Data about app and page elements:
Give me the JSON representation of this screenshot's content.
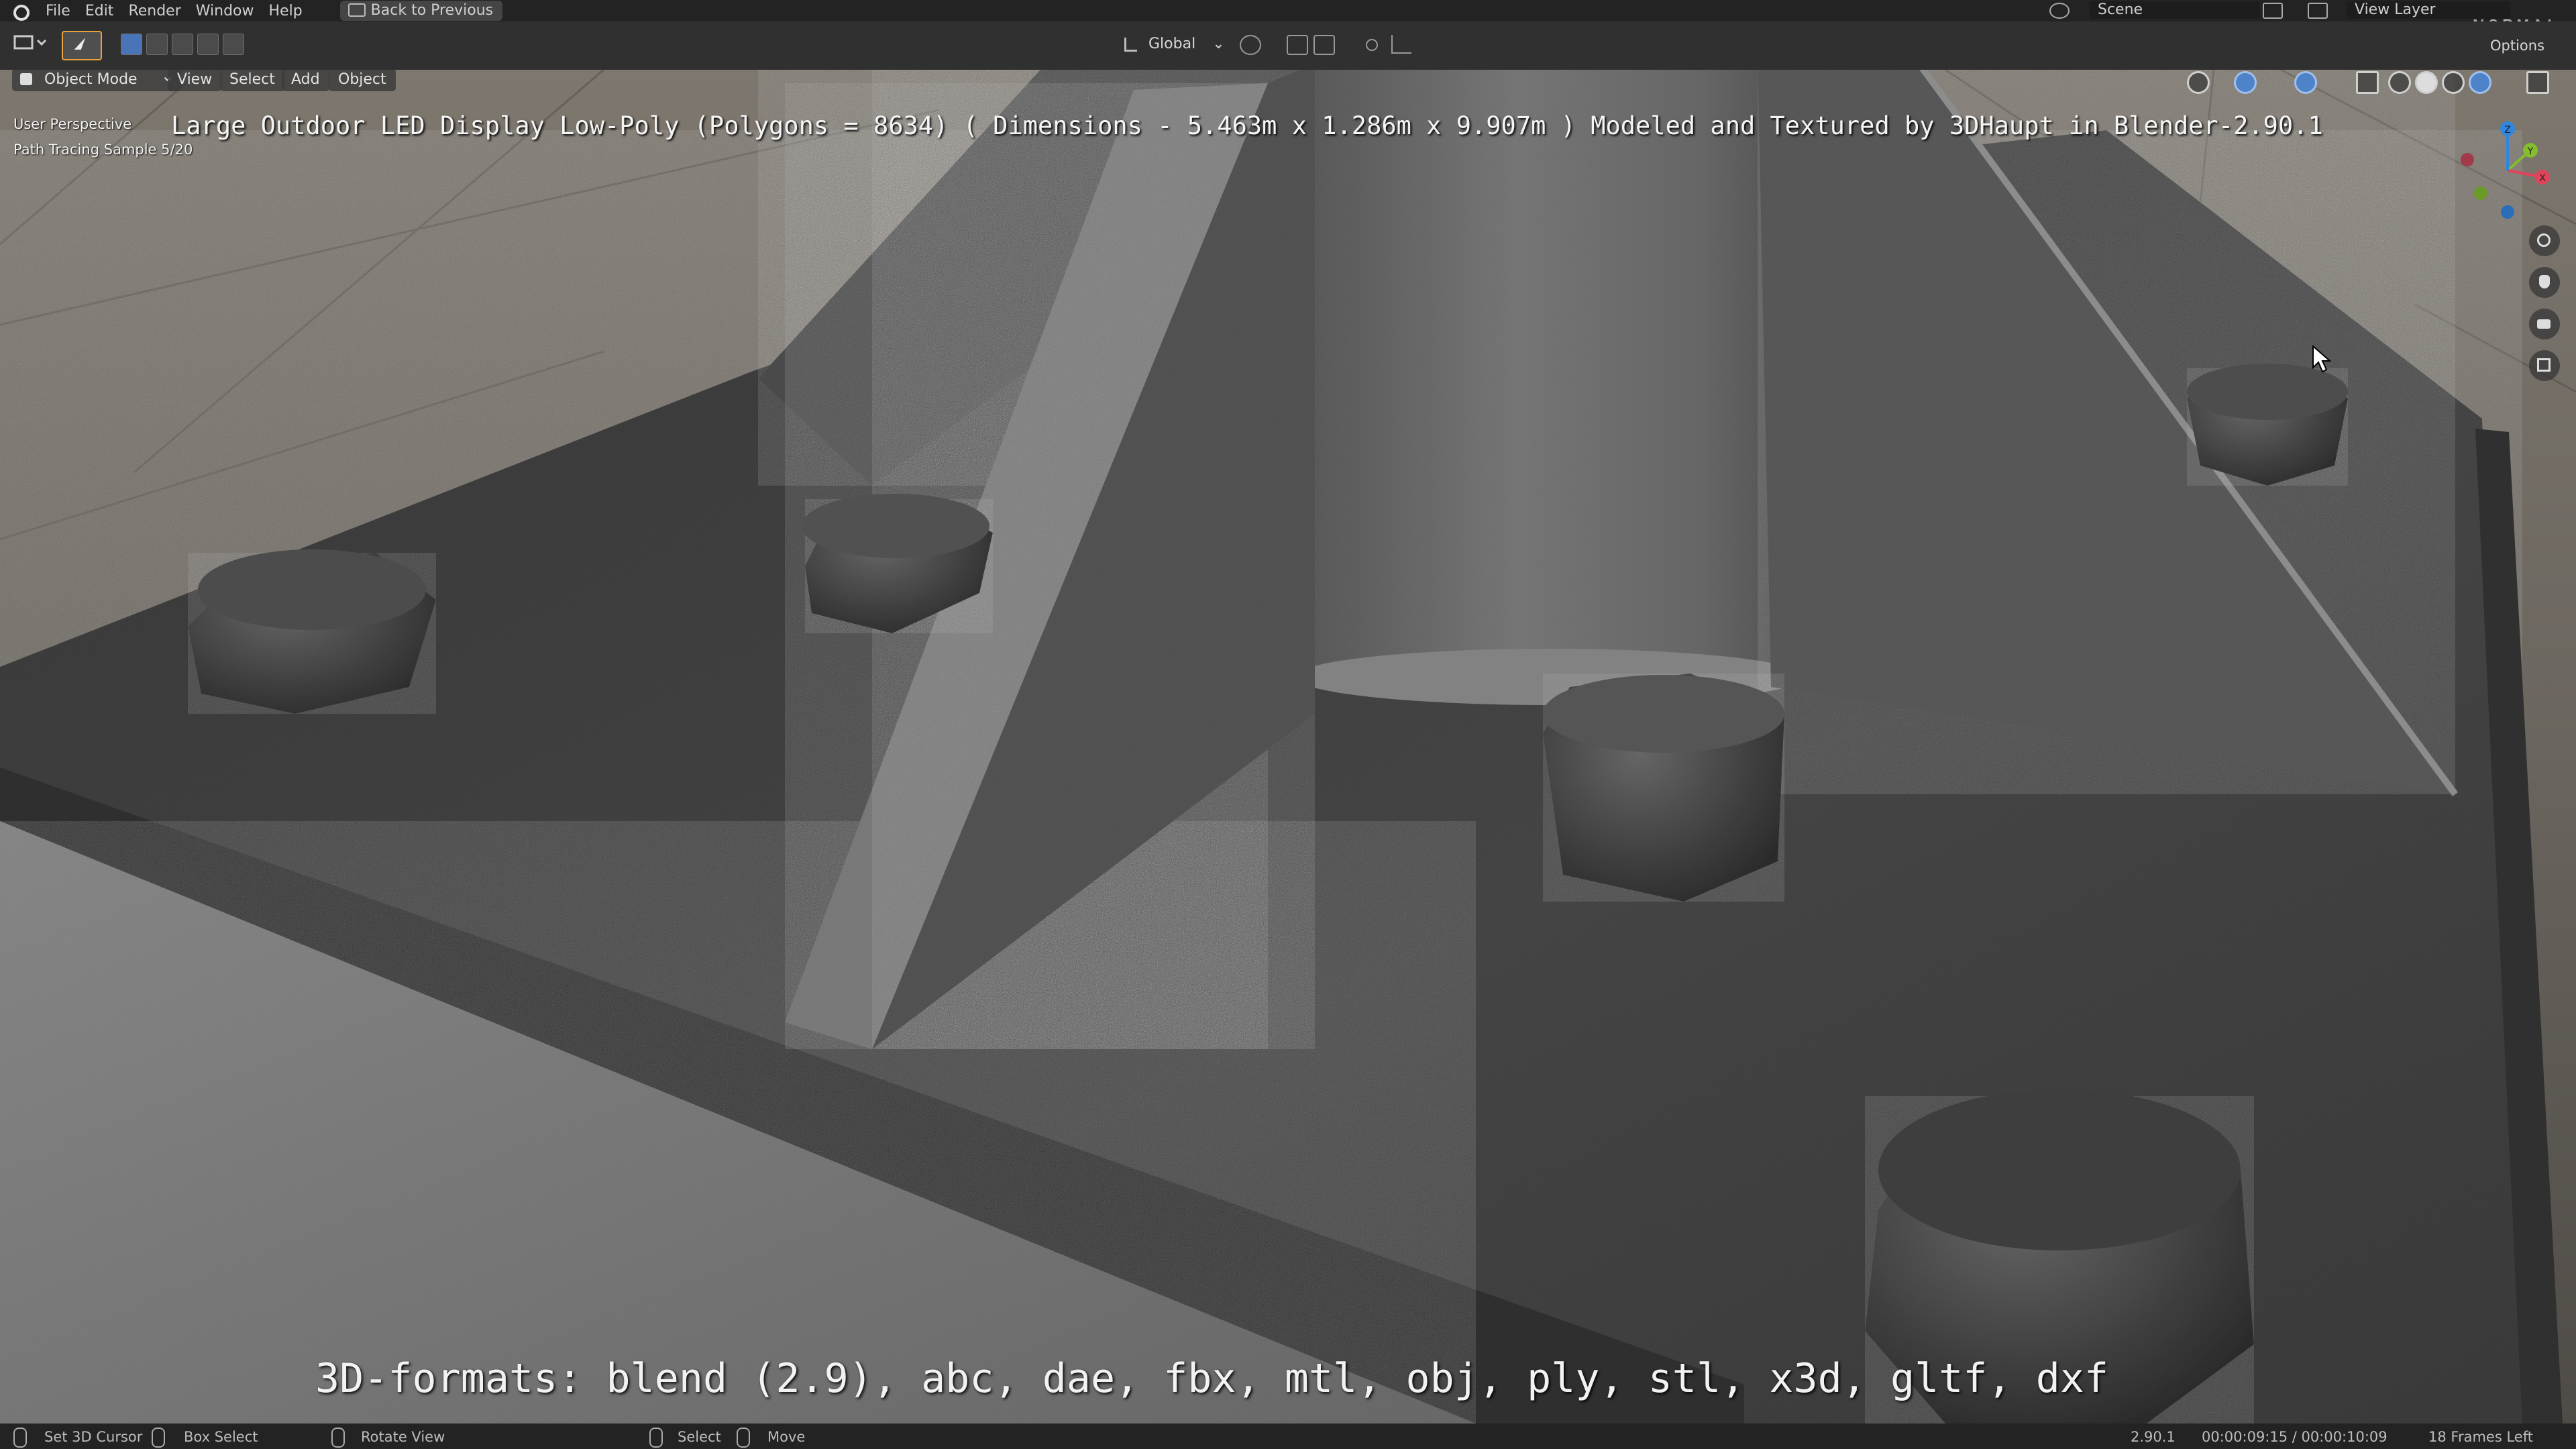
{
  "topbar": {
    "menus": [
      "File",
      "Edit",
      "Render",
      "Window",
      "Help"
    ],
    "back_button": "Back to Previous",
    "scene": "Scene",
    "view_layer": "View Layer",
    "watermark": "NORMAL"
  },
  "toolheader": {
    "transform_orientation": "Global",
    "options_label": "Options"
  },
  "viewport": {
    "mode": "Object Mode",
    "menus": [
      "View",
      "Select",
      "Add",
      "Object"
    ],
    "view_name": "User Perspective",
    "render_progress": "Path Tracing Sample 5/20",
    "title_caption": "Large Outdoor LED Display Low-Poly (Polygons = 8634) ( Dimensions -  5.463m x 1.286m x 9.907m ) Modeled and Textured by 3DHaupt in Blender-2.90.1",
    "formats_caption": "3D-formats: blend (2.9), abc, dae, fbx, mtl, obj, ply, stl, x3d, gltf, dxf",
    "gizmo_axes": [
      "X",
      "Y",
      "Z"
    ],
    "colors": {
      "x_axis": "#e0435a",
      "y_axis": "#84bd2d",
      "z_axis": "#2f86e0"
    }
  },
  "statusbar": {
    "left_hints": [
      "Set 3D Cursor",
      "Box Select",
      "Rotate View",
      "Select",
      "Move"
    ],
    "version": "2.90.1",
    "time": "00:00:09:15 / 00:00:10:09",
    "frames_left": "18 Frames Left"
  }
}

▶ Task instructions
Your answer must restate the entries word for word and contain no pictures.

▶ Answer to this problem
Give me the JSON representation of this screenshot's content.
{
  "topbar": {
    "menus": [
      "File",
      "Edit",
      "Render",
      "Window",
      "Help"
    ],
    "back_button": "Back to Previous",
    "scene": "Scene",
    "view_layer": "View Layer",
    "watermark": "NORMAL"
  },
  "toolheader": {
    "transform_orientation": "Global",
    "options_label": "Options"
  },
  "viewport": {
    "mode": "Object Mode",
    "menus": [
      "View",
      "Select",
      "Add",
      "Object"
    ],
    "view_name": "User Perspective",
    "render_progress": "Path Tracing Sample 5/20",
    "title_caption": "Large Outdoor LED Display Low-Poly (Polygons = 8634) ( Dimensions -  5.463m x 1.286m x 9.907m ) Modeled and Textured by 3DHaupt in Blender-2.90.1",
    "formats_caption": "3D-formats: blend (2.9), abc, dae, fbx, mtl, obj, ply, stl, x3d, gltf, dxf",
    "gizmo_axes": [
      "X",
      "Y",
      "Z"
    ],
    "colors": {
      "x_axis": "#e0435a",
      "y_axis": "#84bd2d",
      "z_axis": "#2f86e0"
    }
  },
  "statusbar": {
    "left_hints": [
      "Set 3D Cursor",
      "Box Select",
      "Rotate View",
      "Select",
      "Move"
    ],
    "version": "2.90.1",
    "time": "00:00:09:15 / 00:00:10:09",
    "frames_left": "18 Frames Left"
  }
}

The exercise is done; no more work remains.